Here's how they work: After screening a donor for HIV, hepatitis and other disease-causing germs, the doctor dilutes a stool sample with saline or 4 percent milk, and then blends it into a milkshake-like slurry [sources: Allen; Bakken et al.; Floch; Silverman, Davis and Pillai]. The mixture is then fed into a patient's digestive tract via nasogastric or nasoduodenal tubes, through a colonoscope or via a retention enema [sources: Allen; Bakken; Hudson]. A nasogastric tube feeds matter through the nasal passage, down the throat and into the stomach; a nasoduodenal tube extends a bit farther.
The patient prepares for the procedure via the traditional take-no-prisoners, date-with-the-thunder-bucket ritual used by colonoscopy patients [sources: Allen; Stein]. Stool donations usually come from family members or spouses, but some facilities have tried unrelated, prescreened donors [source: Allen; Brandt].
If a fecal transplant sounds like a great DIY project, it isn't. First, stool is a level 2 biohazard; second, if you don't test fecal samples for communicable diseases, you could end up in a world of hurt; third, remind us to never drink frozen margaritas at your house [source: Bakken et al.; Floch; Silverman, Davis and Pillai].
As of October 2012, U.S. insurance does not cover fecal transplants, but some doctors believe billing codes for the procedure will exist by early 2013, with Medicare coverage following a similar schedule [sources: Allen; Brandt; Gewirtz]. Dr. Andrew Gewirtz of the Georgia State University Center for Inflammation, Immunity & Infection agrees.
"I would guess it might be insurable soon -- although it is possible that use of specific, defined bacterial cocktails may supplant it eventually," he says.

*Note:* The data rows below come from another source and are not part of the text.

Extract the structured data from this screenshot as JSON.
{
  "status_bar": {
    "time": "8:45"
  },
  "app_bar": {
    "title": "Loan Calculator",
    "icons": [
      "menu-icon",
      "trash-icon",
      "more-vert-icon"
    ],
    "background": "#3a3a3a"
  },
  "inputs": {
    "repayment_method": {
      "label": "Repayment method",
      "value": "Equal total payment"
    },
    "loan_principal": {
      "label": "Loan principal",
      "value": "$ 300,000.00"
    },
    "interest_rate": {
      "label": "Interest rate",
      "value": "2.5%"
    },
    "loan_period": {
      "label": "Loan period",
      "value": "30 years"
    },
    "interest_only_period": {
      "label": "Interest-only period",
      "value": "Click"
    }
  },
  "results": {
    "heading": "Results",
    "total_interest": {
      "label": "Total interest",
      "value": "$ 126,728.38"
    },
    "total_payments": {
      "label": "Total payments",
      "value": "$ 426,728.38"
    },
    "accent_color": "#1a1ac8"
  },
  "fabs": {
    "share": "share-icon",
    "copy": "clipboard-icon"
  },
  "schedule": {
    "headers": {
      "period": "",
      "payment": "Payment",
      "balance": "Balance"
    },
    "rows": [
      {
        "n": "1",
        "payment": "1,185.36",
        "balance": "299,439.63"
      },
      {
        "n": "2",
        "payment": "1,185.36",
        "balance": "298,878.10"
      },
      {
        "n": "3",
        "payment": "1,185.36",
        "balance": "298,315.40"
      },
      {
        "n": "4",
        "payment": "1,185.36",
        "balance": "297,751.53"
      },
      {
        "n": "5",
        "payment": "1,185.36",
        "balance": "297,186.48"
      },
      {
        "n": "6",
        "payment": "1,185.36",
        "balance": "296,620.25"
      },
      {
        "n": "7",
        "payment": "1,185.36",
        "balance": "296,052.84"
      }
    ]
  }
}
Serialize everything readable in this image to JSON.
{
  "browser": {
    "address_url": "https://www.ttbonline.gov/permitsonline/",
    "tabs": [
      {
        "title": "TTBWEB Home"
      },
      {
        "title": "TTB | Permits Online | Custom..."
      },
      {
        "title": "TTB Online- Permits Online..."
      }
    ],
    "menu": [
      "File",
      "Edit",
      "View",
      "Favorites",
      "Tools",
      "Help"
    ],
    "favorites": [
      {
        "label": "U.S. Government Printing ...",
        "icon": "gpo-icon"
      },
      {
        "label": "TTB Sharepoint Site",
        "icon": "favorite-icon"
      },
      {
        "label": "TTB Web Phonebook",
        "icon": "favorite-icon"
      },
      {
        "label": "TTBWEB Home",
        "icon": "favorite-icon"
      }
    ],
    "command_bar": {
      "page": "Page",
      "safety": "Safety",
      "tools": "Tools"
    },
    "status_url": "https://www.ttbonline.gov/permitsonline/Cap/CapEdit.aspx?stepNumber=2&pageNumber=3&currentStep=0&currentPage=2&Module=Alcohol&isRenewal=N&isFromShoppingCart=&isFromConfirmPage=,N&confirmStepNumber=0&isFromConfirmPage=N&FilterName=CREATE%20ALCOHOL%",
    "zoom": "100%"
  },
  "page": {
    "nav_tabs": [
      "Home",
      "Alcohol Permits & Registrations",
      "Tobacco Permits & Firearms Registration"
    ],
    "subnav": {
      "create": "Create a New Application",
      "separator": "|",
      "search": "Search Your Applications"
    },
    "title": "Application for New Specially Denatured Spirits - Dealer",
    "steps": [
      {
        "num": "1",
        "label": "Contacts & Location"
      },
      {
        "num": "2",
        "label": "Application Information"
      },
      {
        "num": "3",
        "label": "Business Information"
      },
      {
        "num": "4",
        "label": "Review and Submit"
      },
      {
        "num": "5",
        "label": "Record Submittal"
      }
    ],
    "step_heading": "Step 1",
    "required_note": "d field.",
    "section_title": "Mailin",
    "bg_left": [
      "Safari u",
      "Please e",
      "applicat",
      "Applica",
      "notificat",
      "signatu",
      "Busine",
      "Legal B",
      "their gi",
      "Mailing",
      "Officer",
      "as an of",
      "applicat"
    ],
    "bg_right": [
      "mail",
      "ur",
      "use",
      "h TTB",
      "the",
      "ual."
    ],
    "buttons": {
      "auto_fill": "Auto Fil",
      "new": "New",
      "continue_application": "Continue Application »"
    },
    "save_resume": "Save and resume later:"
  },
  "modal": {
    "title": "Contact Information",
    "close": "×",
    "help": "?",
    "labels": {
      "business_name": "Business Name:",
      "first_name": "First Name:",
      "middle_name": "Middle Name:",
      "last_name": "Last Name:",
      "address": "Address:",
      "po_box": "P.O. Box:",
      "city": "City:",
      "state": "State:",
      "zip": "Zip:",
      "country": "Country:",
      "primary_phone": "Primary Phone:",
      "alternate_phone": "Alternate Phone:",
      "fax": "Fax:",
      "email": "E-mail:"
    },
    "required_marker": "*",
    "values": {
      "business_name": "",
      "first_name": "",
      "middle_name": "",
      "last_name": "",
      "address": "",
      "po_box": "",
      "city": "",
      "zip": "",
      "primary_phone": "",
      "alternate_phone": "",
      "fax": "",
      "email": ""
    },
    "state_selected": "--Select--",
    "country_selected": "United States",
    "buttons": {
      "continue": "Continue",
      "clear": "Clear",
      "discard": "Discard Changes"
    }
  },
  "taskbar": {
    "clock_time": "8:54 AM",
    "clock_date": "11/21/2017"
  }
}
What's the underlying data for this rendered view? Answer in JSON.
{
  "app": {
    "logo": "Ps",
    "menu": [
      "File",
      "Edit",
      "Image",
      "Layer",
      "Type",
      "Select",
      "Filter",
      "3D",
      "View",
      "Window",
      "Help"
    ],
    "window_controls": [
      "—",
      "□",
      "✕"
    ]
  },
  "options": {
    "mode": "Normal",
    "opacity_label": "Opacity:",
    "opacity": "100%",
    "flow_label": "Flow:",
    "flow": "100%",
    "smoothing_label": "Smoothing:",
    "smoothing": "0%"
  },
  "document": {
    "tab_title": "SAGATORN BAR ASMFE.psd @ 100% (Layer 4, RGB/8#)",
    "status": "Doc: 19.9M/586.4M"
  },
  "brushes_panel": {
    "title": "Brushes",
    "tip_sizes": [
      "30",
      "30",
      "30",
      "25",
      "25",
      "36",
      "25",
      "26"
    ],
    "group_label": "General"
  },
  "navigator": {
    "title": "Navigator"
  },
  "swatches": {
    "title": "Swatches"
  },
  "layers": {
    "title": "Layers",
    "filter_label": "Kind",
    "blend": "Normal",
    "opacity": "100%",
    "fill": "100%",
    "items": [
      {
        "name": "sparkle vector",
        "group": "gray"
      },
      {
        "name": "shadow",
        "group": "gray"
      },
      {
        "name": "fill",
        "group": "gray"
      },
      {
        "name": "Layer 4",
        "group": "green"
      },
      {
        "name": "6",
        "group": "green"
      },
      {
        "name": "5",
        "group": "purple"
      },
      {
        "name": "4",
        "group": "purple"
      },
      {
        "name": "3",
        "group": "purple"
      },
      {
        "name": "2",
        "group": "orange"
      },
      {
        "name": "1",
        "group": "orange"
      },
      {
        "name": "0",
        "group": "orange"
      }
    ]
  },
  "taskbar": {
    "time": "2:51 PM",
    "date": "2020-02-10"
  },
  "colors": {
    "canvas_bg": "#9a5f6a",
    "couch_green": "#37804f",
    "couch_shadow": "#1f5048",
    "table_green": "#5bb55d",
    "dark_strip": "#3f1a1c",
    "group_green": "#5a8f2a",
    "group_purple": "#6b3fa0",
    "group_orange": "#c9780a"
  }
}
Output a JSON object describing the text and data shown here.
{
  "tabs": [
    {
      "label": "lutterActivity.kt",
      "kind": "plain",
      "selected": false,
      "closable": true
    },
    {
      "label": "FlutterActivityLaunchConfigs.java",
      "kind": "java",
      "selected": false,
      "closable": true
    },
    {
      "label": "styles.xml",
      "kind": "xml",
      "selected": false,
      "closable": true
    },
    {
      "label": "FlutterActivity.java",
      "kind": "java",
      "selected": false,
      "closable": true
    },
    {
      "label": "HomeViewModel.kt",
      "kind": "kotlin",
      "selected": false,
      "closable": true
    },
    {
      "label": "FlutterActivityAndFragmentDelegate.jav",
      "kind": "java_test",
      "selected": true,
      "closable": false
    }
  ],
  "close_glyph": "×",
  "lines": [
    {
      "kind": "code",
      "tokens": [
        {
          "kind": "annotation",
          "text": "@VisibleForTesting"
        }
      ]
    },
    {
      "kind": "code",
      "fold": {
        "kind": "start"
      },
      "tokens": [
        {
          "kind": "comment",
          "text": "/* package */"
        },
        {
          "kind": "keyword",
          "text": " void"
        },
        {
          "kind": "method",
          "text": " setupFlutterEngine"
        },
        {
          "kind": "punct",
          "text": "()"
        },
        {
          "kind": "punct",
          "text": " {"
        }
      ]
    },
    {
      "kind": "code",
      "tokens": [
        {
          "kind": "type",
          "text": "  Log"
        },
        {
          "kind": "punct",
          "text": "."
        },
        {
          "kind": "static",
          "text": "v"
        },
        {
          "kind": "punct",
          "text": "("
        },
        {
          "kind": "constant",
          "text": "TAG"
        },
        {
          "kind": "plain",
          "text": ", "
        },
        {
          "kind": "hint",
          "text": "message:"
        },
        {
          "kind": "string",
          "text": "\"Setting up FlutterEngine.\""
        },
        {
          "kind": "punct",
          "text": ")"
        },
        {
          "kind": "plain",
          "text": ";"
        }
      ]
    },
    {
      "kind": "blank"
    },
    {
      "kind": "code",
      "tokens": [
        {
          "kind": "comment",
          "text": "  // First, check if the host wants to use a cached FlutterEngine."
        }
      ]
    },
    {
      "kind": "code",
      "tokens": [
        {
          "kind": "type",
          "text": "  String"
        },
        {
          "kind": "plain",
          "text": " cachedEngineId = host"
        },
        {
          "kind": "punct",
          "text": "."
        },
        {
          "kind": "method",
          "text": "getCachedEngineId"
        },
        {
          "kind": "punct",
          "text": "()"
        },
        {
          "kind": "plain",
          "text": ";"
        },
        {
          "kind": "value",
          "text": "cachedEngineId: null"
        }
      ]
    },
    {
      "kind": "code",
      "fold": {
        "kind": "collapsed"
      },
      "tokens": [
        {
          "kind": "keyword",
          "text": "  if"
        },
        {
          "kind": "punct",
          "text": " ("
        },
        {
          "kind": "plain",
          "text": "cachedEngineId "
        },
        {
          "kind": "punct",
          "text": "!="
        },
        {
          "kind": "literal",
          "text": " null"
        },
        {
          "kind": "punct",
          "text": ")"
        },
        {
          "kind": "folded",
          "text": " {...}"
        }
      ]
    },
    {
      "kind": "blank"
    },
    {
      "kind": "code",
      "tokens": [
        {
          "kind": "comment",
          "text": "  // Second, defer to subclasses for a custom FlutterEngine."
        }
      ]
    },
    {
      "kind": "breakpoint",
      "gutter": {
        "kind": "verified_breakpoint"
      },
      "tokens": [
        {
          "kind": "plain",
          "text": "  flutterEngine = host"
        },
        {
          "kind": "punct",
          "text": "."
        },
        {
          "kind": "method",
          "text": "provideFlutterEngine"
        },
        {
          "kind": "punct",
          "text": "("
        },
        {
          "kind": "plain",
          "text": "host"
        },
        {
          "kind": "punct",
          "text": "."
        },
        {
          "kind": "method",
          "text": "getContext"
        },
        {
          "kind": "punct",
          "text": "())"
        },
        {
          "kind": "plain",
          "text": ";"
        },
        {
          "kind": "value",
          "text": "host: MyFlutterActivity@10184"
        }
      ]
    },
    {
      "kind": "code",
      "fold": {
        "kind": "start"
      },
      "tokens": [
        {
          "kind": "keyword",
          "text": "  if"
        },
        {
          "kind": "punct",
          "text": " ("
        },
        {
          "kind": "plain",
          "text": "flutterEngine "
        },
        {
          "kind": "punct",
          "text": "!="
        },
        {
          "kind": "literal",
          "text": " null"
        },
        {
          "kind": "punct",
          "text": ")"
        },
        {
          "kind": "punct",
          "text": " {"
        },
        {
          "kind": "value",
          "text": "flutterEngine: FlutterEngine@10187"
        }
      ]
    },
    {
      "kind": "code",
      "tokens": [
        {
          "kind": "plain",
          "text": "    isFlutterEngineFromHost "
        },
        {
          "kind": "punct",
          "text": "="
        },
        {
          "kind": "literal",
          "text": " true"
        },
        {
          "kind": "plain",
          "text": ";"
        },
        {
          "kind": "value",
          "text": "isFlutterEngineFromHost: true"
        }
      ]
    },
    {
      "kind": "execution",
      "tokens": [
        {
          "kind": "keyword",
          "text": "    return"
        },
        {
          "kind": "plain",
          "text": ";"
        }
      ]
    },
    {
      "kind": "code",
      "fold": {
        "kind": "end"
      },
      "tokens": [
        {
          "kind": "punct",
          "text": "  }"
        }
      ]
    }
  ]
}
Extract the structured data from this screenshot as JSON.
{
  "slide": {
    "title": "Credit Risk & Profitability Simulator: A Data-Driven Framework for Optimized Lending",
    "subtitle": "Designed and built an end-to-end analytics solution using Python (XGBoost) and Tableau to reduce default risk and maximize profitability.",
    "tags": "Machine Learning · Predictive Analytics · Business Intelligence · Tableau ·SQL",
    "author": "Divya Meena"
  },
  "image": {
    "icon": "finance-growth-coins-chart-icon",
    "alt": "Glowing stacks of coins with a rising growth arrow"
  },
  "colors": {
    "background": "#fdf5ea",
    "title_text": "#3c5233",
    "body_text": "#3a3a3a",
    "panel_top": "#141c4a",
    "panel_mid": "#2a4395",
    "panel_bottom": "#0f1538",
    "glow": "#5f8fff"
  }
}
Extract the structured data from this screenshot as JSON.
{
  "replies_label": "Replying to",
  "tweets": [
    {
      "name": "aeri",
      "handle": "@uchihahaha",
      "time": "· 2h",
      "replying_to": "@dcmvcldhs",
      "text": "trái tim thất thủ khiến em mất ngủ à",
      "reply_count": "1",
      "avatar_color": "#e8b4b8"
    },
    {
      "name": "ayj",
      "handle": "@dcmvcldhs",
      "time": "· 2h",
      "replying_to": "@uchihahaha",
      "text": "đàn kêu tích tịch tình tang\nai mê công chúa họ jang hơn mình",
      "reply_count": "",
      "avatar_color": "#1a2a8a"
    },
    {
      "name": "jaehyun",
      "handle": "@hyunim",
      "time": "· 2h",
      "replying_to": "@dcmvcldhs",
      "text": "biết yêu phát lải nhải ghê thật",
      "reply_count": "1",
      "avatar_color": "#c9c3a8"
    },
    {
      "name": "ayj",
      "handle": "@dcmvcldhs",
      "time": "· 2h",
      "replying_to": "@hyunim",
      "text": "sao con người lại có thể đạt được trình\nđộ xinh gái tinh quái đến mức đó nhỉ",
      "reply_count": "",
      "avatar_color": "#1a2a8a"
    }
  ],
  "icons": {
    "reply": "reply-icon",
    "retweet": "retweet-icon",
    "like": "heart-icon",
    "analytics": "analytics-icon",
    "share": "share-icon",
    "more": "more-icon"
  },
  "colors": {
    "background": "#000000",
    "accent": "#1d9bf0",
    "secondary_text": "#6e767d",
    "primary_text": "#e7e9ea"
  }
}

The procedure's legal status may pose a greater challenge. According to Dr. Lawrence Brandt of the Albert Einstein College of Medicine, the U.S. Food and Drug Administration (FDA) has declared feces for fecal microbiota transplants a drug, which makes transplants -- already a fringe therapy -- illegal until the FDA approves their use. While doctors are unlikely to do time for performing the procedure, its dodgy status could work against them should a malpractice suit arise [source: Brandt].
On the plus side, drug classification could move fecal transplants further into the mainstream. To become a widely accepted medical practice, the process must be subjected to large-scale clinical trials, but gaining funding for such trials from, say, the National Institutes of Health (NIH), hinges upon the FDA granting a substance "investigational status." Classification as a drug places feces in a category that the FDA recognizes for this purpose [sources: Brandt; Khoruts; McKenna].
Once they work the bugs out, bacteriotherapy and fecal transplantation could offer hope to a lot of sick people.